Tuesday, July 21, 2009


Even when I must walk through the darkest valley, I fear no danger, for you are with me... (Psalm 23:4, NETBible)

It's Sunday night. The kids are excitedly planning what they'd like to do with the next 7 Summer days. We have to disappoint their plans for Monday by announcing that we have hematology clinic at Children's Hospital at 10. Running low on time and cash, I fail to call a sitter, so both little ones will have to make the trip.

Anxiety rises. "Do we have to go?", he pleads. He's scared. Even so, we get them settled in for the night.

Morning comes and the hurried pace begins. Do we have all his medical supplies packed for treatment? Do I have snacks and drinks packed for everyone to satisfied during the overly long appointment? Are the kids cleaned and dressed on time? Have they packed toys to help the time pass? Do I have everything? As usual, I'm running late.

Whew! We're here. There's a long line to check in at the hematology and oncology clinic today. We're ushered into our exam room, no bigger than 10 feet by 10 feet, where we'll reside for the next 3 1/2 hours while the parade of professionals streams through.

First, comes the social worker, asking the survey questions then addressing all the psycho-social issues we're dealing with. We're advised to start teaching our 9 year old to only aim towards career choices that provide good, big-company insurance benefits and safe activities. No future as a police officer or small business owner for him!

Next, comes the financial counselor. Is our health insurance the same? Is Medicaid still our secondary insurance? What about the financial assistance program that dropped us because we'd reached our maximum number of allowed years of participation? Are there any other assistance programs for us, the working poor, or do we have to be jobless? The kids are getting restless now, wrestling in this little space.

Our medication provider is next. There are no concerns or issues there, so we turn to personal conversation. These people become like family when they're such a regular, important part of your life.

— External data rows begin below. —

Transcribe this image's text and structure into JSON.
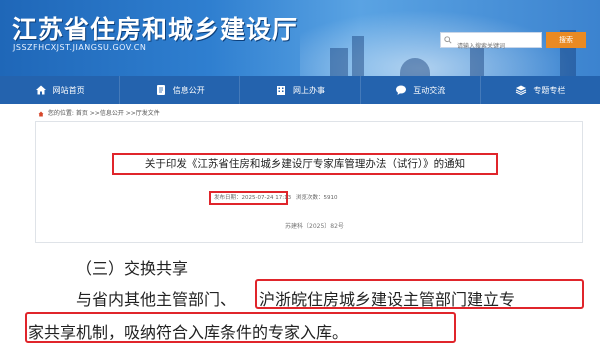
{
  "header": {
    "site_title": "江苏省住房和城乡建设厅",
    "site_domain": "JSSZFHCXJST.JIANGSU.GOV.CN",
    "search_placeholder": "请输入搜索关键词",
    "search_button": "搜索"
  },
  "nav": {
    "items": [
      {
        "label": "网站首页",
        "icon": "home-icon"
      },
      {
        "label": "信息公开",
        "icon": "document-icon"
      },
      {
        "label": "网上办事",
        "icon": "building-icon"
      },
      {
        "label": "互动交流",
        "icon": "chat-icon"
      },
      {
        "label": "专题专栏",
        "icon": "layers-icon"
      }
    ]
  },
  "breadcrumb": "您的位置: 首页 >>信息公开 >>厅发文件",
  "article": {
    "title": "关于印发《江苏省住房和城乡建设厅专家库管理办法（试行）》的通知",
    "publish_date": "发布日期：2025-07-24 17:13",
    "views": "浏览次数：5910",
    "doc_number": "苏建科〔2025〕82号"
  },
  "excerpt": {
    "heading": "（三）交换共享",
    "line1_prefix": "与省内其他主管部门、",
    "line1_highlight": "沪浙皖住房城乡建设主管部门建立专",
    "line2_highlight": "家共享机制，吸纳符合入库条件的专家入库。"
  },
  "colors": {
    "nav_bg": "#2463ae",
    "highlight_border": "#e0252b",
    "search_button": "#e98a23"
  }
}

The physical therapist is next. Examining range of motion for every joint, every muscle takes quite awhile. He has found a sprained shoulder that our son hid from us. It seems he'll be okay. Our youngest is now crawling the walls. Dad takes her for a walk. The therapist tries to impress upon our boy the need to get back to regular low-impact exercise like swimming and biking, in order to build strength and prevent internal bleeding.

Ah, the hematologist is finally here! She has an inquisitive student with her, who thinks the disruptive behavior of our youngest is hilarious. Since we can't hear the doctor, another tour of the floor takes place with Dad and the energetic tag-along. A reasonably good exam results. Can we get out of here now?

No such luck! The nurse coordinator still needs to see us. She introduces us to the professional who will fill in for her during her imminent maternity leave. She runs through her litany of questions, followed by discussions of training our local school and hospital staff.

The worst part is saved for the last. We're all escorted down to the research lab. After much coaching, compromising and comforting, he refuses to cooperate with putting the IV line in his arm. Dad and a nurse need to physically restrain him as he sobs and cries out in terror. For the next 15 minutes he sweats and whimpers as vial after vial after vial of blood is drawn for tests and studies. He's getting light-headed and finally leans into Dad for relief. Once the blood is drawn, I infuse, all the while his restless little sister waiting at the door.

THIS is one of the darkest valleys we are required to face every 6 months. There's no escaping it -- We've been assigned this diagnosis for life. Facing all the angles of dealing with this disorders for 4 concentrated hours leaves you feeling like you've been spun around and turned on your head once you're finished. It's difficult to think in a logical, sequential order after an appointment like that. Tempers flare. A good meal and refreshing sleep can't come fast enough.

Even so, He is with us. We have nothing to fear. Though we're exhausted, we have HOPE. This is just one more step we need to get through to get on with the daily living. How do parents who don't have HIM do it?

1 comment:

  1. ((hugs)) to you Barabara. I'm sorry it was so rough on you, and on everybody. Thank you for sharing your experience in the honest YET encouraging way that you have!

    "w know that suffering produes perseverance; perseverance, character; and character hope, and hope does not disappoint us, because God has poured out His love into our hearts by the Holy Spirit, whom He has given us." (Romans 5:3b,5)..."We thank God for you, mentioning you in our prayers...Your endurance is inspired by hope in our Lord Jesus Christ".
    (I Thessalonians 1:2, 3b)